App and web page records:

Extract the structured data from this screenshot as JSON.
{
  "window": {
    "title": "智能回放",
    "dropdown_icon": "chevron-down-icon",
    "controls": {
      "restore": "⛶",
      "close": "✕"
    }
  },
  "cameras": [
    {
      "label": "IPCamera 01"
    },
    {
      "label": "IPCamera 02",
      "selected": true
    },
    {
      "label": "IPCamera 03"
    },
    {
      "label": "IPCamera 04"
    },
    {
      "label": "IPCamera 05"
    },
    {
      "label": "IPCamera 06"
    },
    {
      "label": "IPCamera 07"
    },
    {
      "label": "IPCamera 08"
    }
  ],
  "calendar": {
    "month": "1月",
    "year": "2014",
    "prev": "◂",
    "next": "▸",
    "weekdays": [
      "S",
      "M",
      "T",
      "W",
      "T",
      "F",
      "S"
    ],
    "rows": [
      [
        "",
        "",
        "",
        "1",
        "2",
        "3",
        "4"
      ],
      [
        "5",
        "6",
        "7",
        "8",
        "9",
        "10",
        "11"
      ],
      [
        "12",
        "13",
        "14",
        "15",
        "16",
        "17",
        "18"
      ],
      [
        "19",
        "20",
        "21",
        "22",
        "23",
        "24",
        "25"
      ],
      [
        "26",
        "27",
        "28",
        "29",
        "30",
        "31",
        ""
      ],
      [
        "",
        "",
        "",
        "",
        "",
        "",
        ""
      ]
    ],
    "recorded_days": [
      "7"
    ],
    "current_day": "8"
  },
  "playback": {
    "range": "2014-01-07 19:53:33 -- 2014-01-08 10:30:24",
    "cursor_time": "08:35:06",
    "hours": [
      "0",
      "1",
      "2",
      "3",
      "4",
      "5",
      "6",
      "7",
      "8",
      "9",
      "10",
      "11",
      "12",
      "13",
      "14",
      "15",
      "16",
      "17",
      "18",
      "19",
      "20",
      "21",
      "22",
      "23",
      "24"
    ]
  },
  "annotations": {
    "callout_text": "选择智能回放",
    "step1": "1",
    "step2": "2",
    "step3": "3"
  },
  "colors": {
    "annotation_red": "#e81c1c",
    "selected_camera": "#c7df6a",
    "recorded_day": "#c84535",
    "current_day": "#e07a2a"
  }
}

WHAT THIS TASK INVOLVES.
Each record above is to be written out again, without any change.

WORKED SOLUTION.
Extract the structured data from this screenshot as JSON.
{
  "window": {
    "title": "智能回放",
    "dropdown_icon": "chevron-down-icon",
    "controls": {
      "restore": "⛶",
      "close": "✕"
    }
  },
  "cameras": [
    {
      "label": "IPCamera 01"
    },
    {
      "label": "IPCamera 02",
      "selected": true
    },
    {
      "label": "IPCamera 03"
    },
    {
      "label": "IPCamera 04"
    },
    {
      "label": "IPCamera 05"
    },
    {
      "label": "IPCamera 06"
    },
    {
      "label": "IPCamera 07"
    },
    {
      "label": "IPCamera 08"
    }
  ],
  "calendar": {
    "month": "1月",
    "year": "2014",
    "prev": "◂",
    "next": "▸",
    "weekdays": [
      "S",
      "M",
      "T",
      "W",
      "T",
      "F",
      "S"
    ],
    "rows": [
      [
        "",
        "",
        "",
        "1",
        "2",
        "3",
        "4"
      ],
      [
        "5",
        "6",
        "7",
        "8",
        "9",
        "10",
        "11"
      ],
      [
        "12",
        "13",
        "14",
        "15",
        "16",
        "17",
        "18"
      ],
      [
        "19",
        "20",
        "21",
        "22",
        "23",
        "24",
        "25"
      ],
      [
        "26",
        "27",
        "28",
        "29",
        "30",
        "31",
        ""
      ],
      [
        "",
        "",
        "",
        "",
        "",
        "",
        ""
      ]
    ],
    "recorded_days": [
      "7"
    ],
    "current_day": "8"
  },
  "playback": {
    "range": "2014-01-07 19:53:33 -- 2014-01-08 10:30:24",
    "cursor_time": "08:35:06",
    "hours": [
      "0",
      "1",
      "2",
      "3",
      "4",
      "5",
      "6",
      "7",
      "8",
      "9",
      "10",
      "11",
      "12",
      "13",
      "14",
      "15",
      "16",
      "17",
      "18",
      "19",
      "20",
      "21",
      "22",
      "23",
      "24"
    ]
  },
  "annotations": {
    "callout_text": "选择智能回放",
    "step1": "1",
    "step2": "2",
    "step3": "3"
  },
  "colors": {
    "annotation_red": "#e81c1c",
    "selected_camera": "#c7df6a",
    "recorded_day": "#c84535",
    "current_day": "#e07a2a"
  }
}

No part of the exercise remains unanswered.